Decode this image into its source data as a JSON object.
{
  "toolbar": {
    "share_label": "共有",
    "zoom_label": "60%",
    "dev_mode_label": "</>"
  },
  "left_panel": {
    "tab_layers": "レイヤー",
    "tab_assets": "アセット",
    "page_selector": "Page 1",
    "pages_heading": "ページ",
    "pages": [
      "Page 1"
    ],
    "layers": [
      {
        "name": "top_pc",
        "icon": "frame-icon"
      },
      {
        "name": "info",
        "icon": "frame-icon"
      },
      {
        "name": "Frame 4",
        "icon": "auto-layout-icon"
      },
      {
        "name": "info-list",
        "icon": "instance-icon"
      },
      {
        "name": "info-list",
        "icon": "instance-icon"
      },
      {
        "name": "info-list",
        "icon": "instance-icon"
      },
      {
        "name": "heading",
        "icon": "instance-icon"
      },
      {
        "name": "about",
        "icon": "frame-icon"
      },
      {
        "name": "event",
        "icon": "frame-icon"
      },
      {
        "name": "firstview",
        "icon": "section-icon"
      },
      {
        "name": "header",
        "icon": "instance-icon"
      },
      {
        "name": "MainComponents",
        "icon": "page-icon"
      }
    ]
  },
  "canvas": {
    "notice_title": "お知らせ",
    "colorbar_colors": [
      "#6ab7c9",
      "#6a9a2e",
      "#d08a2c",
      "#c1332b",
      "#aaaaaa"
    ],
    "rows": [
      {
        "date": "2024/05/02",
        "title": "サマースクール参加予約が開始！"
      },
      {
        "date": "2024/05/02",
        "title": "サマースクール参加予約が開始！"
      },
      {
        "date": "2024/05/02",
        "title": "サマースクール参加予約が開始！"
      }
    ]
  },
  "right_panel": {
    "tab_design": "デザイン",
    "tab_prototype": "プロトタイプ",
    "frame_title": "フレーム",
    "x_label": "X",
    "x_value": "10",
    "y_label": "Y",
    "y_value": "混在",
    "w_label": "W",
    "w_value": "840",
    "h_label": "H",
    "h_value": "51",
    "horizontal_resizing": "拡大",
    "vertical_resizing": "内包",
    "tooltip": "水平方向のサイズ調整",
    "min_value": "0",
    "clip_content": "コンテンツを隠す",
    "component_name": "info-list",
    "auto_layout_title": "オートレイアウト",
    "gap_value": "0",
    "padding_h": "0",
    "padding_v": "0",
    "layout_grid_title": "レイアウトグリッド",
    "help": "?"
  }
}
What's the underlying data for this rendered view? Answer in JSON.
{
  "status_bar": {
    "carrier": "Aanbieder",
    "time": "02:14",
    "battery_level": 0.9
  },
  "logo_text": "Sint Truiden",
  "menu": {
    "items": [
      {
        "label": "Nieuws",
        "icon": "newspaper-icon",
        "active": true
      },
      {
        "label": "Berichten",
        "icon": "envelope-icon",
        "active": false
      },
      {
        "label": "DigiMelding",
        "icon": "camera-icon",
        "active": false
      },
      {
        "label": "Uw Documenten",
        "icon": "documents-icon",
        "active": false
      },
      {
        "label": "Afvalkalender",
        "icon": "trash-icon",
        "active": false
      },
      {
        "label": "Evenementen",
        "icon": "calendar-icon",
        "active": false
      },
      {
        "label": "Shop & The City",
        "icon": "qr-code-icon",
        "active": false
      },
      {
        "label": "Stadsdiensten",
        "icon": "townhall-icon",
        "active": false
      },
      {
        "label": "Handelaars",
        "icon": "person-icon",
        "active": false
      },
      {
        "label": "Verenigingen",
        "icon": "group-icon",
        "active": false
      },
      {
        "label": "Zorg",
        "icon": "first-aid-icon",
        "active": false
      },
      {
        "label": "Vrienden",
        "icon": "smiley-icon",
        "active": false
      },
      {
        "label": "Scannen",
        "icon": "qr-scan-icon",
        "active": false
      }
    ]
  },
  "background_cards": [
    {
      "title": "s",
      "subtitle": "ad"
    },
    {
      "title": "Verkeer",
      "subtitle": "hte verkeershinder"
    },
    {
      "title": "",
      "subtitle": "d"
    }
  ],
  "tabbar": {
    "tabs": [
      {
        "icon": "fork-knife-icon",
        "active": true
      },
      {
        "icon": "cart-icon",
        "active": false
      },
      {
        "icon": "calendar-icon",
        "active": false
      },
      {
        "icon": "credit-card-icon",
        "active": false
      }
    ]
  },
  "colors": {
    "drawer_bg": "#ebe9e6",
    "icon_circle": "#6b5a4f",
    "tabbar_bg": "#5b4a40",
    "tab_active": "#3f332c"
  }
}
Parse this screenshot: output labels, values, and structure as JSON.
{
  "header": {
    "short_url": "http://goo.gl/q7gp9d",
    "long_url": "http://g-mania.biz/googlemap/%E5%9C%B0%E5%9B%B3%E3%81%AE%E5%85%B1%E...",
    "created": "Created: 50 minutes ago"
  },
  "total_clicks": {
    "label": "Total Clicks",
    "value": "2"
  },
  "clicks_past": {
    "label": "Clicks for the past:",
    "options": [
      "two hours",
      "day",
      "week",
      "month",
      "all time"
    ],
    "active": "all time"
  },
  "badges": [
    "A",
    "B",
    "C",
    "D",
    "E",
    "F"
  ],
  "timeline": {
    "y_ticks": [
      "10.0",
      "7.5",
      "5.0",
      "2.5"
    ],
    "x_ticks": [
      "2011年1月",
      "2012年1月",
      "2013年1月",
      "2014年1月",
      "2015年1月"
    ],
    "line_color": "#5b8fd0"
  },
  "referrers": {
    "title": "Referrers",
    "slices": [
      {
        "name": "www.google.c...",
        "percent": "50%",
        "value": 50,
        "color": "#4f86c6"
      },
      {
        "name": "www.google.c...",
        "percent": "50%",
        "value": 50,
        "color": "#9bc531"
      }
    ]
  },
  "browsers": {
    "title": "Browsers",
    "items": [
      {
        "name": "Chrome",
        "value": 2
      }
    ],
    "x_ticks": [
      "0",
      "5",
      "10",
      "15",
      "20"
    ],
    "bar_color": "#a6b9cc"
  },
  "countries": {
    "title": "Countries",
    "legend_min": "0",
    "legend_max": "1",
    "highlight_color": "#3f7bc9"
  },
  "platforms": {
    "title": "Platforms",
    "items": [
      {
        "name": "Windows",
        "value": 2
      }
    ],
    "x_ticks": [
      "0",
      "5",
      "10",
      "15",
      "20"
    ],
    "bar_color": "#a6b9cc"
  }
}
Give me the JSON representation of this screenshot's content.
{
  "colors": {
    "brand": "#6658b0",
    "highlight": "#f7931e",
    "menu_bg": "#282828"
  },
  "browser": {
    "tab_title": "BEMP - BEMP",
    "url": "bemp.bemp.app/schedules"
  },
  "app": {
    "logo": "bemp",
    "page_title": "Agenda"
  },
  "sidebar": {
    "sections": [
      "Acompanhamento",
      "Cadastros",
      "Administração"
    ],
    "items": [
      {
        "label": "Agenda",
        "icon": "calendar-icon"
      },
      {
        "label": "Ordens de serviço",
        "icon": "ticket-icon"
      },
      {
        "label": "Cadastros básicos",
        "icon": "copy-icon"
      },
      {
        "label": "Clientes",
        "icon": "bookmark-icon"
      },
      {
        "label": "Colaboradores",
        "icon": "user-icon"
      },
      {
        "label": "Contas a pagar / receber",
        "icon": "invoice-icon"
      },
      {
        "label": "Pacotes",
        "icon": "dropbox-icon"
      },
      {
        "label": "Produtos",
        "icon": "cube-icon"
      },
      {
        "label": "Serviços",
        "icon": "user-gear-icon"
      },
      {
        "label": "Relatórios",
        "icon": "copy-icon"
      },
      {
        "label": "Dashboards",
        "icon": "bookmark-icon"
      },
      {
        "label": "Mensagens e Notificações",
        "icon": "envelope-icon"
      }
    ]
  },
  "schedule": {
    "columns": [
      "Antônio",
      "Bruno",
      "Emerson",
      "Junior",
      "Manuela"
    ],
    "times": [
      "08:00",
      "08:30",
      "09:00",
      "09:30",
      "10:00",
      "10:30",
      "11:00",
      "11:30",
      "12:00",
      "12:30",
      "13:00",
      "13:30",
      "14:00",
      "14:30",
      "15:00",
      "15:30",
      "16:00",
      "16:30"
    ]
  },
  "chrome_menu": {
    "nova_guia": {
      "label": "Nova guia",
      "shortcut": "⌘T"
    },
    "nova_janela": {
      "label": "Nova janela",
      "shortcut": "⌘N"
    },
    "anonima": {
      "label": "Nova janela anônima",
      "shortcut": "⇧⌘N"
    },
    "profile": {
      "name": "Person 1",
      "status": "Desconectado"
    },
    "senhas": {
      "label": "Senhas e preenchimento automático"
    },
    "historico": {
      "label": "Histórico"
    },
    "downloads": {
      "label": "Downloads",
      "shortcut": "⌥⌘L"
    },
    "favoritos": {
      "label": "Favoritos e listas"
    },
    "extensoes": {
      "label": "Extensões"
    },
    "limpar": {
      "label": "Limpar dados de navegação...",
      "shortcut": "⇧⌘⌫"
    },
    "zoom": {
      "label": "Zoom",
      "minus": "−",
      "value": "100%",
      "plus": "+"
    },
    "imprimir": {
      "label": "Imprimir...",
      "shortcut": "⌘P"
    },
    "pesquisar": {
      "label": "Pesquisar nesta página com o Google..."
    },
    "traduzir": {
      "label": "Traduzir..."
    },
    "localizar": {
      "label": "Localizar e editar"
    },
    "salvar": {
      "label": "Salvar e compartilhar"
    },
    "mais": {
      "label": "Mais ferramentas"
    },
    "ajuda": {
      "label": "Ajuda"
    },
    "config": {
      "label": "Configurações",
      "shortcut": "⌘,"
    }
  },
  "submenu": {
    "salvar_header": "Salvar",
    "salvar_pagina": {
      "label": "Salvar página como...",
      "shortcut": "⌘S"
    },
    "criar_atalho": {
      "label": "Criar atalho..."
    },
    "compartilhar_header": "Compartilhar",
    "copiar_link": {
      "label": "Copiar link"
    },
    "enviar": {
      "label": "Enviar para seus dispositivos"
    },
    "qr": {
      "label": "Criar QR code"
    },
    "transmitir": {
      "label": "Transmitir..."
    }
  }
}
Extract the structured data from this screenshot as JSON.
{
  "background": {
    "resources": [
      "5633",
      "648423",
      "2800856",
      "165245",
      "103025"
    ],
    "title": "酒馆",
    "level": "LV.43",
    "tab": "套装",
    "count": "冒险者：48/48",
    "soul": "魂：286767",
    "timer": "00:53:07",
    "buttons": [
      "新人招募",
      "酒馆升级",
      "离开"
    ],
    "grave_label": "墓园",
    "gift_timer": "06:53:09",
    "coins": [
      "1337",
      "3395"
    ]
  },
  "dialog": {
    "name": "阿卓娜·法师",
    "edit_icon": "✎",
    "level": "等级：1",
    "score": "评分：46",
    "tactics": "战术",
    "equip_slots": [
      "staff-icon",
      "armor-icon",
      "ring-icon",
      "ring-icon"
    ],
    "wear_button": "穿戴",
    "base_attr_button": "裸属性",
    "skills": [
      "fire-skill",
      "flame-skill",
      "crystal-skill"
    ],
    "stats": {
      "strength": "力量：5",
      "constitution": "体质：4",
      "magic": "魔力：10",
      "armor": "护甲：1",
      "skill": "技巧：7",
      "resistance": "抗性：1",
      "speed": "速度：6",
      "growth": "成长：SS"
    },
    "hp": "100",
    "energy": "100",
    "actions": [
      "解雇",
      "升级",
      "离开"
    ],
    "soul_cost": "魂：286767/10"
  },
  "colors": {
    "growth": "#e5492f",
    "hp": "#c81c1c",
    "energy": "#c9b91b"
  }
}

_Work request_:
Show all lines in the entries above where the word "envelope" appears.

_Written solution_:
        "icon": "envelope-icon",
        "icon": "envelope-icon"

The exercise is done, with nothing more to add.